**Work instruction**
Only the count is needed. Count the lines below with the word "price" in them.

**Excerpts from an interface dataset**
__________

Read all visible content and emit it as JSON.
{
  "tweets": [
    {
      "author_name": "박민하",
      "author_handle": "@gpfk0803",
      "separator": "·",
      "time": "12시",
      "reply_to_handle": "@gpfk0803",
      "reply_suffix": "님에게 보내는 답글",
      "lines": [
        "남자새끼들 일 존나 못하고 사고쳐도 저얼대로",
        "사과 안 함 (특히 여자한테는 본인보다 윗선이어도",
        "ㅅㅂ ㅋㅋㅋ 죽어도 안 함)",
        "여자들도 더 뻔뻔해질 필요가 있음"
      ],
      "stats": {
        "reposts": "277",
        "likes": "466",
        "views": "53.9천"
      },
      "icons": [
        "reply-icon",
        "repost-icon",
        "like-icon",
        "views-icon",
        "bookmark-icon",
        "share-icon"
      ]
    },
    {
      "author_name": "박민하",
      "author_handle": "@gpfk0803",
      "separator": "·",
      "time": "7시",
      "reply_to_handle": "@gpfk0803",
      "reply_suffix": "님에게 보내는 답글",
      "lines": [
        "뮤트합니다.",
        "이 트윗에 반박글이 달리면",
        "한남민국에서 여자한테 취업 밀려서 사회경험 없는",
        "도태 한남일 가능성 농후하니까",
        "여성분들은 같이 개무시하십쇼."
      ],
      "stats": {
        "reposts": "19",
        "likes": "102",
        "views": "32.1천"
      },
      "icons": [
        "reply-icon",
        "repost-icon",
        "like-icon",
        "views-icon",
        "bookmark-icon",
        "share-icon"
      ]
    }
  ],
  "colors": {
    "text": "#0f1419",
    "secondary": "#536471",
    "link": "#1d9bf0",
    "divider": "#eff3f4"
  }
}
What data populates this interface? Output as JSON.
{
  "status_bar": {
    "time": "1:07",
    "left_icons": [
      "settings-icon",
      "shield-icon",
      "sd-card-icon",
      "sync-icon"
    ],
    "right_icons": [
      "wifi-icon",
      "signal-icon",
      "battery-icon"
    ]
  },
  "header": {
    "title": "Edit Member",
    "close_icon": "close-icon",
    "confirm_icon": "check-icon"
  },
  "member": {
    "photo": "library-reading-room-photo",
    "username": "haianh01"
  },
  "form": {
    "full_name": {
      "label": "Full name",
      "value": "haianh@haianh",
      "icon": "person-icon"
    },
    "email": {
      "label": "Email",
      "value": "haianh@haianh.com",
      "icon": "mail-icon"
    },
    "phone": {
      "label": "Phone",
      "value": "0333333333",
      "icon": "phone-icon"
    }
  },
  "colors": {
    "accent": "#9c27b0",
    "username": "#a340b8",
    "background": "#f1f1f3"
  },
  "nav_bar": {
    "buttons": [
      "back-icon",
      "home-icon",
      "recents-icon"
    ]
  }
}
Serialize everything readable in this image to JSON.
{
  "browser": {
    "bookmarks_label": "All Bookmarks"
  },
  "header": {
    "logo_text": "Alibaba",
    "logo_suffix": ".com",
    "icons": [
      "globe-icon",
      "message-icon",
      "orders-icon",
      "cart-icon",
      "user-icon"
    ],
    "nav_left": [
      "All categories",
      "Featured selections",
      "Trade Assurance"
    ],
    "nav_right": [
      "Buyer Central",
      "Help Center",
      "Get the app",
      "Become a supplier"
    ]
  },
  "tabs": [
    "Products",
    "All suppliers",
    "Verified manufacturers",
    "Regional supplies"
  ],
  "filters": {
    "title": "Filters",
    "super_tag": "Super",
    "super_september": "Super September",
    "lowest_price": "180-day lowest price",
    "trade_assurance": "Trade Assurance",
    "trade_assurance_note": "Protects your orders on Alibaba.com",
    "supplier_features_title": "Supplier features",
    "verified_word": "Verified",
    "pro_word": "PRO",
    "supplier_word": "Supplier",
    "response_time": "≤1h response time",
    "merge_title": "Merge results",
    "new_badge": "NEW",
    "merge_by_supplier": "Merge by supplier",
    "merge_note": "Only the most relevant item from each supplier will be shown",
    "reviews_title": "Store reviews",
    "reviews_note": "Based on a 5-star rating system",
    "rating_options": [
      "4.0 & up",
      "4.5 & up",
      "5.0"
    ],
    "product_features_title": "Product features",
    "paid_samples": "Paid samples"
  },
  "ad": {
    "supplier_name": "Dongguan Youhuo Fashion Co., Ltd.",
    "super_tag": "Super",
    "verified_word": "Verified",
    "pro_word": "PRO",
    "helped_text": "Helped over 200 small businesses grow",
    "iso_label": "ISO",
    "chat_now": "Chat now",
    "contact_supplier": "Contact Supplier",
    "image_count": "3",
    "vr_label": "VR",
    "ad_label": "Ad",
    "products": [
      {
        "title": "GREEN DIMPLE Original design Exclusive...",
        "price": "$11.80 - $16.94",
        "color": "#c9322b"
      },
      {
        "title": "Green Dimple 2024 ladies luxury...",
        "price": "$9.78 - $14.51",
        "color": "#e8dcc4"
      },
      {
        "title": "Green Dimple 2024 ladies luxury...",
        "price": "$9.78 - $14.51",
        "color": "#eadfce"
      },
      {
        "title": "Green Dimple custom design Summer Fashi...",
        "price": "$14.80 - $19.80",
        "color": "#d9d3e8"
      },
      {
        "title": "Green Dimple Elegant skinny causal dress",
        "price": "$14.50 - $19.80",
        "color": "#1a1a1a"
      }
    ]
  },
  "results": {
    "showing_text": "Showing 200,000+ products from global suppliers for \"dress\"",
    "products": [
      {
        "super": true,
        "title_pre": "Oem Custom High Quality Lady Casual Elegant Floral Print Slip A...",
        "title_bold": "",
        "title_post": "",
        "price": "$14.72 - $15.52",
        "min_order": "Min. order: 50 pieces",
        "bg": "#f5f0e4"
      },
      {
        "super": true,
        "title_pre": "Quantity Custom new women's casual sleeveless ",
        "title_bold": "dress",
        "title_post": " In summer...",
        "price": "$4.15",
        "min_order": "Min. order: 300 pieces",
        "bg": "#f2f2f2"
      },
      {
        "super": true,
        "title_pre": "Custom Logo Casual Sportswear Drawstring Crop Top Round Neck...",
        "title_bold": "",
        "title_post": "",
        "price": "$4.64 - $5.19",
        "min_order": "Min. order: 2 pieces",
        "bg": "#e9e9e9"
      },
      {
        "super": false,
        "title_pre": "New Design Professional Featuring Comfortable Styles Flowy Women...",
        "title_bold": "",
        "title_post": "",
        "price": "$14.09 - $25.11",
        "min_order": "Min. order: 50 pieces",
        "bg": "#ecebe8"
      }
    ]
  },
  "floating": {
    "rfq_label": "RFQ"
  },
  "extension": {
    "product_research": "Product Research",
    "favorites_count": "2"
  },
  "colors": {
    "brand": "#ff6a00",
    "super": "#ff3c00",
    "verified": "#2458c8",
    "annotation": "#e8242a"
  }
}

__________

**Result below**
10